I am building a product on top of Fly.io machines. We have a service that needs to access the Fly.io Machine API, and launch, list, and delete machines. We deploy that service in a Kubernetes cluster. I have been running into a somewhat odd issue where requests to the Fly.io API timeout. We are running flyctl machines api-proxy in a side-care container, and routing requests to it. This seems to work for a time, but quickly runs into issues. I suspected that there was some form of rate-limiting with the Wireguard proxy, and so I created a separate pod just for the proxy. The same issue continued.
Since we are in a K8s cluster, it would be extremely inconvenient to setup Wireguard in a different form. Has anyone else run into similar problems? Is there any we can further debug this issue? Machines are perfect for our use case, but this is a big deal-breaker for us.
I might be wrong, but you really don’t want to rely on flyctl anything in prod.
If you want to reach your machine endpoint, a prudent thing would be to allocate it a Public (Anycast) IP address (IPv6 addresses are free!). To reach a specific machine instance behind that Anycast IP, you’d have to do a bit of request-gymnastics.
# one ip free per app?
flyctl ips allocate-v4 -a <machine-app-name>
# any number of them!
flyctl ips allocate-v6 -a <machine-app-name>
If you want public-access to the machine locked-down, consider http basic-auth if you’re using http, if not, some other form of authentication.
It seems like this advice is mainly for connecting to a machine itself, which I don’t have a problem with. The issue is that the management API is locked behind the same Wireguard proxy as normal machines. This design choices forces you to either run a full Wireguard proxy inside of your management cluster. Which I am not going to do, because getting AWS’S CNI plugins to play nice with Wireguard sounds like some love-craftian nightmare. Or, you can use flyctl (or a similar user space Wireguard proxy) as a key part of the infrastructure.
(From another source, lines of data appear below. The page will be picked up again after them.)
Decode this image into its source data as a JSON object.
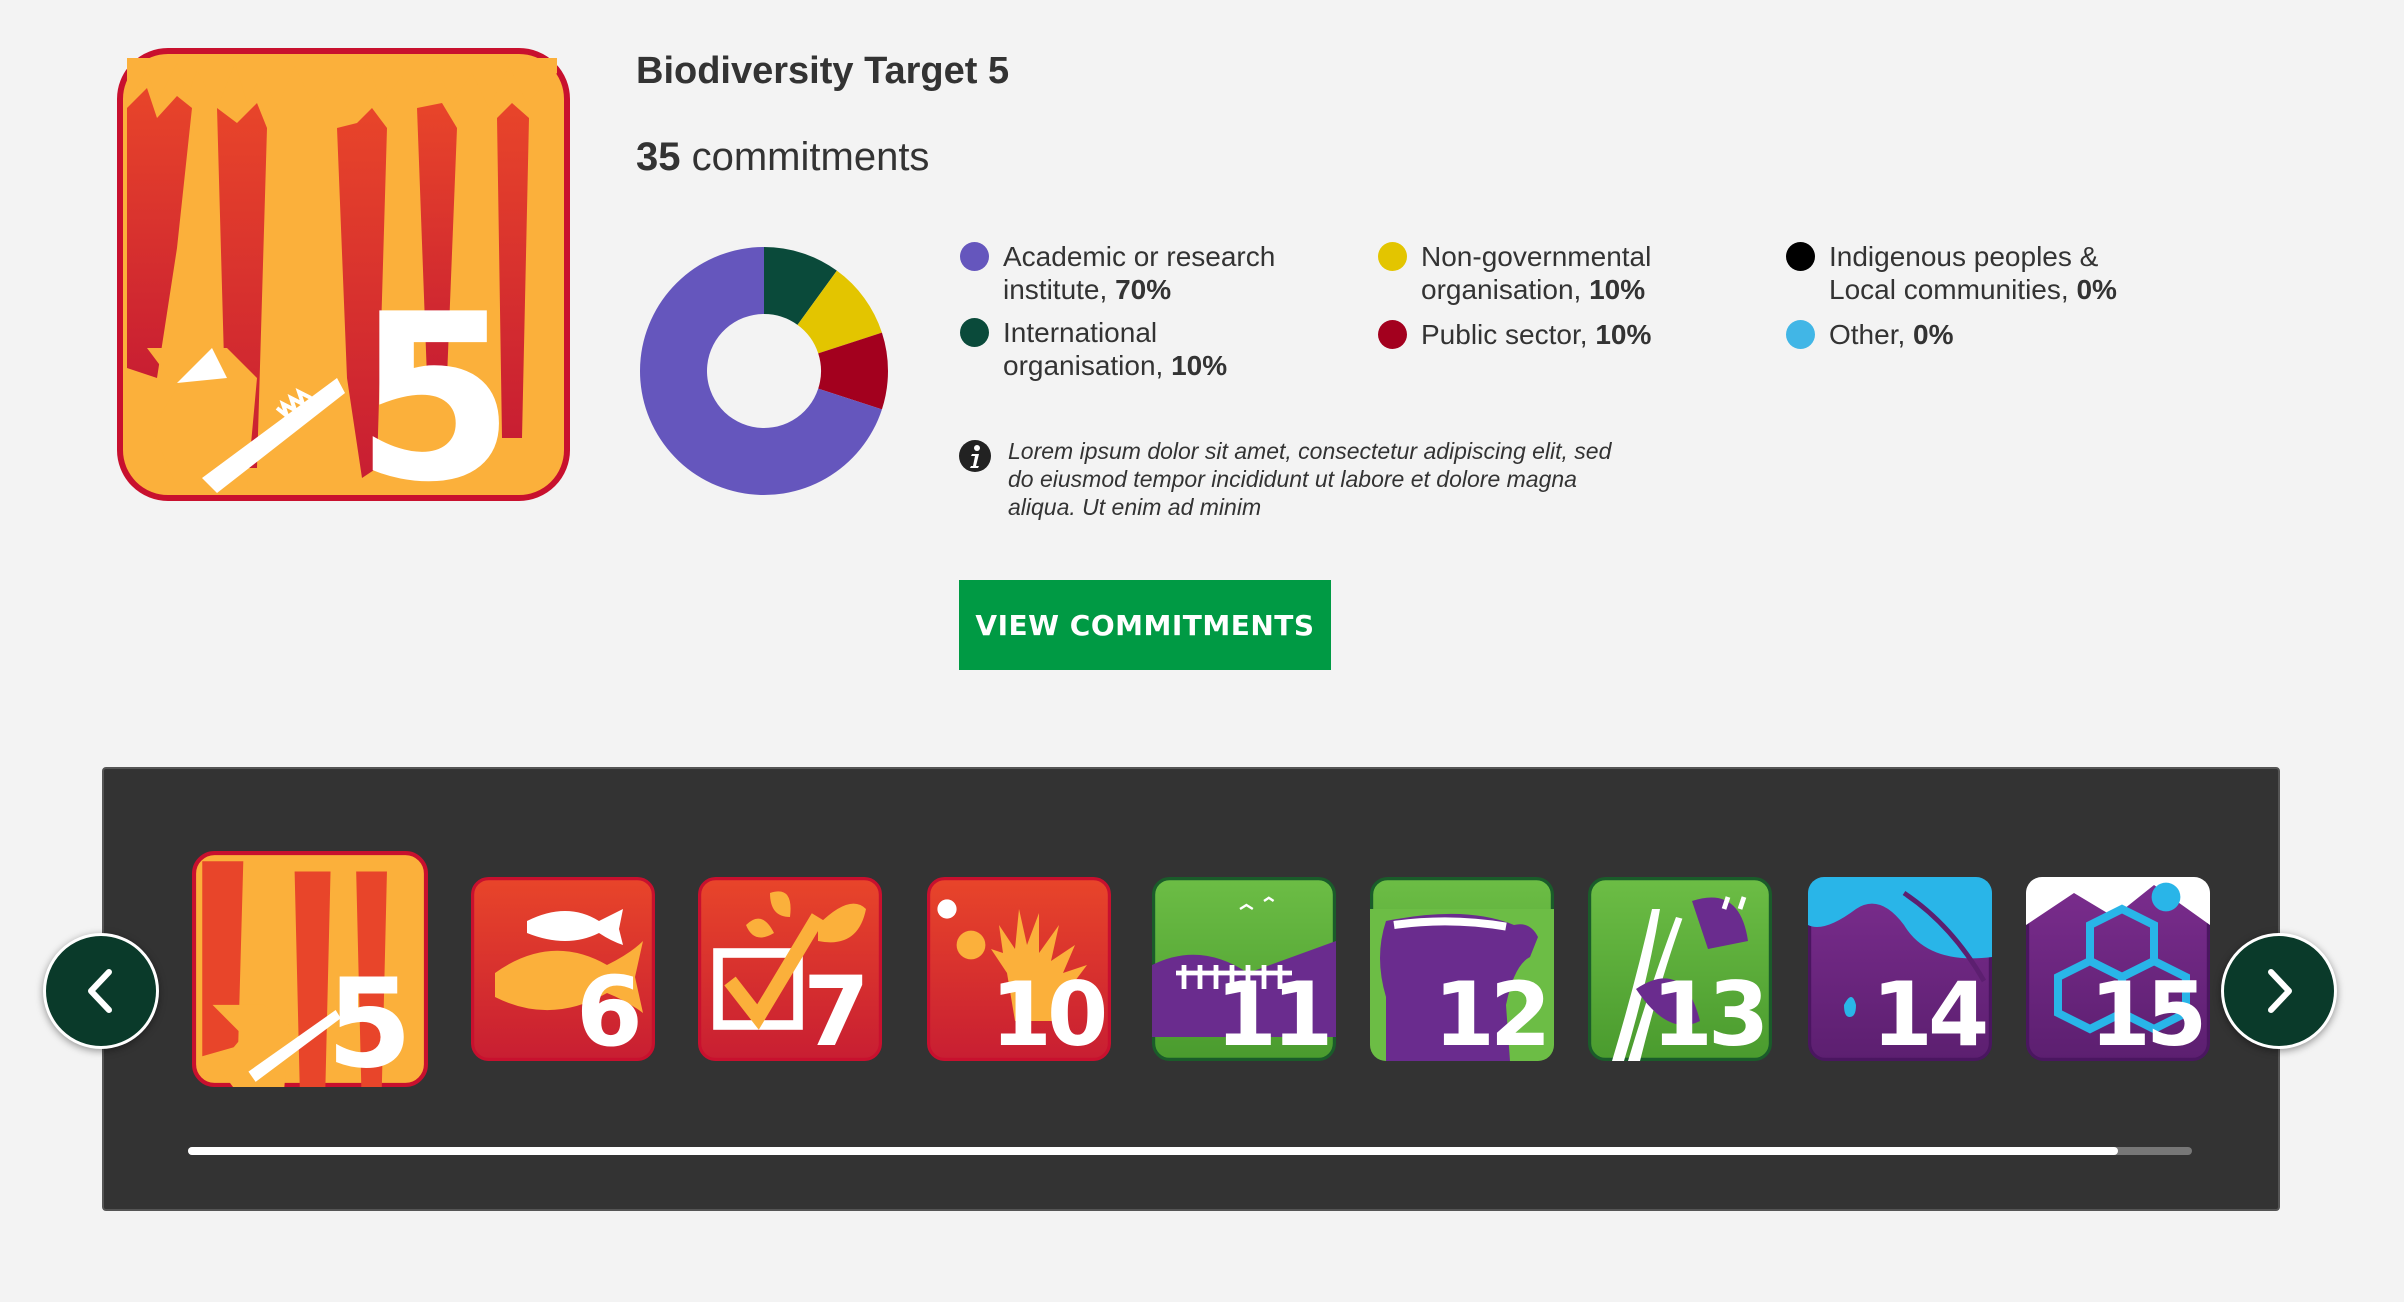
{
  "target": {
    "title": "Biodiversity Target 5",
    "count": "35",
    "count_label": " commitments",
    "number": "5"
  },
  "chart_data": {
    "type": "pie",
    "categories": [
      "Academic or research institute",
      "International organisation",
      "Non-governmental organisation",
      "Public sector",
      "Indigenous peoples & Local communities",
      "Other"
    ],
    "values": [
      70,
      10,
      10,
      10,
      0,
      0
    ],
    "colors": [
      "#6556bd",
      "#0a4a3a",
      "#e3c500",
      "#a3001e",
      "#000000",
      "#41b6e6"
    ]
  },
  "legend": [
    {
      "label": "Academic or research\ninstitute, ",
      "pct": "70%",
      "color": "#6556bd"
    },
    {
      "label": "International\norganisation, ",
      "pct": "10%",
      "color": "#0a4a3a"
    },
    {
      "label": "Non-governmental\norganisation, ",
      "pct": "10%",
      "color": "#e3c500"
    },
    {
      "label": "Public sector, ",
      "pct": "10%",
      "color": "#a3001e"
    },
    {
      "label": "Indigenous peoples &\nLocal communities, ",
      "pct": "0%",
      "color": "#000000"
    },
    {
      "label": "Other, ",
      "pct": "0%",
      "color": "#41b6e6"
    }
  ],
  "info_text": "Lorem ipsum dolor sit amet, consectetur adipiscing elit, sed do eiusmod tempor incididunt ut labore et dolore magna aliqua. Ut enim ad minim",
  "view_button": "VIEW COMMITMENTS",
  "carousel": {
    "targets": [
      {
        "number": "5",
        "theme": "orange",
        "icon": "deforestation-icon",
        "selected": true
      },
      {
        "number": "6",
        "theme": "orange",
        "icon": "fish-icon"
      },
      {
        "number": "7",
        "theme": "orange",
        "icon": "sustainable-agriculture-icon"
      },
      {
        "number": "10",
        "theme": "orange",
        "icon": "coral-reef-icon"
      },
      {
        "number": "11",
        "theme": "green",
        "icon": "protected-areas-icon"
      },
      {
        "number": "12",
        "theme": "green",
        "icon": "endangered-species-icon"
      },
      {
        "number": "13",
        "theme": "green",
        "icon": "genetic-diversity-icon"
      },
      {
        "number": "14",
        "theme": "purple",
        "icon": "ecosystem-services-icon"
      },
      {
        "number": "15",
        "theme": "purple",
        "icon": "ecosystem-resilience-icon"
      }
    ],
    "scroll_progress": 0.963
  },
  "nav": {
    "prev_icon": "chevron-left-icon",
    "next_icon": "chevron-right-icon"
  }
}
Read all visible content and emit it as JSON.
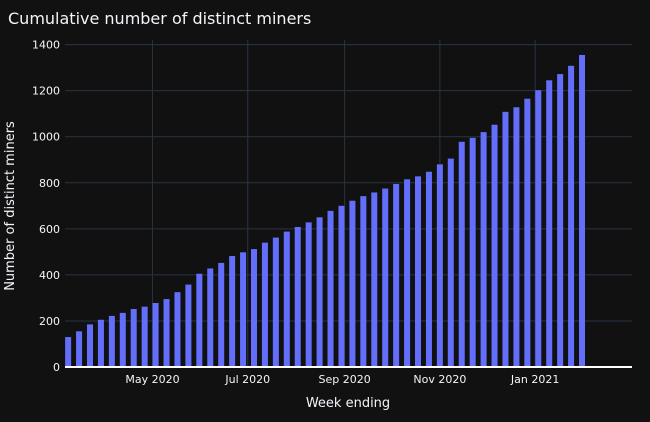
{
  "chart_data": {
    "type": "bar",
    "title": "Cumulative number of distinct miners",
    "xlabel": "Week ending",
    "ylabel": "Number of distinct miners",
    "ylim": [
      0,
      1420
    ],
    "yticks": [
      0,
      200,
      400,
      600,
      800,
      1000,
      1200,
      1400
    ],
    "xlim": [
      "2020-03-06",
      "2021-03-04"
    ],
    "xticks": [
      {
        "date": "2020-05-01",
        "label": "May 2020"
      },
      {
        "date": "2020-07-01",
        "label": "Jul 2020"
      },
      {
        "date": "2020-09-01",
        "label": "Sep 2020"
      },
      {
        "date": "2020-11-01",
        "label": "Nov 2020"
      },
      {
        "date": "2021-01-01",
        "label": "Jan 2021"
      }
    ],
    "grid": true,
    "bar_color": "#636EFA",
    "background_color": "#111111",
    "x": [
      "2020-03-08",
      "2020-03-15",
      "2020-03-22",
      "2020-03-29",
      "2020-04-05",
      "2020-04-12",
      "2020-04-19",
      "2020-04-26",
      "2020-05-03",
      "2020-05-10",
      "2020-05-17",
      "2020-05-24",
      "2020-05-31",
      "2020-06-07",
      "2020-06-14",
      "2020-06-21",
      "2020-06-28",
      "2020-07-05",
      "2020-07-12",
      "2020-07-19",
      "2020-07-26",
      "2020-08-02",
      "2020-08-09",
      "2020-08-16",
      "2020-08-23",
      "2020-08-30",
      "2020-09-06",
      "2020-09-13",
      "2020-09-20",
      "2020-09-27",
      "2020-10-04",
      "2020-10-11",
      "2020-10-18",
      "2020-10-25",
      "2020-11-01",
      "2020-11-08",
      "2020-11-15",
      "2020-11-22",
      "2020-11-29",
      "2020-12-06",
      "2020-12-13",
      "2020-12-20",
      "2020-12-27",
      "2021-01-03",
      "2021-01-10",
      "2021-01-17",
      "2021-01-24",
      "2021-01-31",
      "2021-02-07",
      "2021-02-14",
      "2021-02-21",
      "2021-02-28"
    ],
    "values": [
      130,
      155,
      185,
      205,
      222,
      235,
      252,
      262,
      278,
      295,
      325,
      358,
      405,
      428,
      452,
      482,
      498,
      512,
      540,
      562,
      588,
      608,
      628,
      650,
      678,
      700,
      722,
      742,
      758,
      775,
      795,
      815,
      828,
      848,
      880,
      905,
      978,
      995,
      1020,
      1052,
      1108,
      1128,
      1165,
      1202,
      1245,
      1272,
      1308,
      1355,
      0,
      0,
      0,
      0
    ]
  }
}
In any case, the issue doesn’t really appear to be full from flyctl proxy. If you look at the error I sent above, it seems like there is some issue with resolving the Fly.io machine API itself. I’m not sure what causes this.
True. It is upto Fly engs to know what causes it as frequently as you report to have encountered them. I guess, you can treat the API as unstable and address it with retries, graceful degradation, monitoring and alerts, workarounds, etc. That said, flyctl-proxyis running wireguard (like you pointed out), and I don’t think is intended for production use (I may be wrong, of course).
Fwiw, Machines themselves have sharp edges. Just today a Machine VM was stuck in replacing state and blocked all subsequent deploys for me. I had to rid of it with a -f: fly m remove <vm-id> -a <app> -f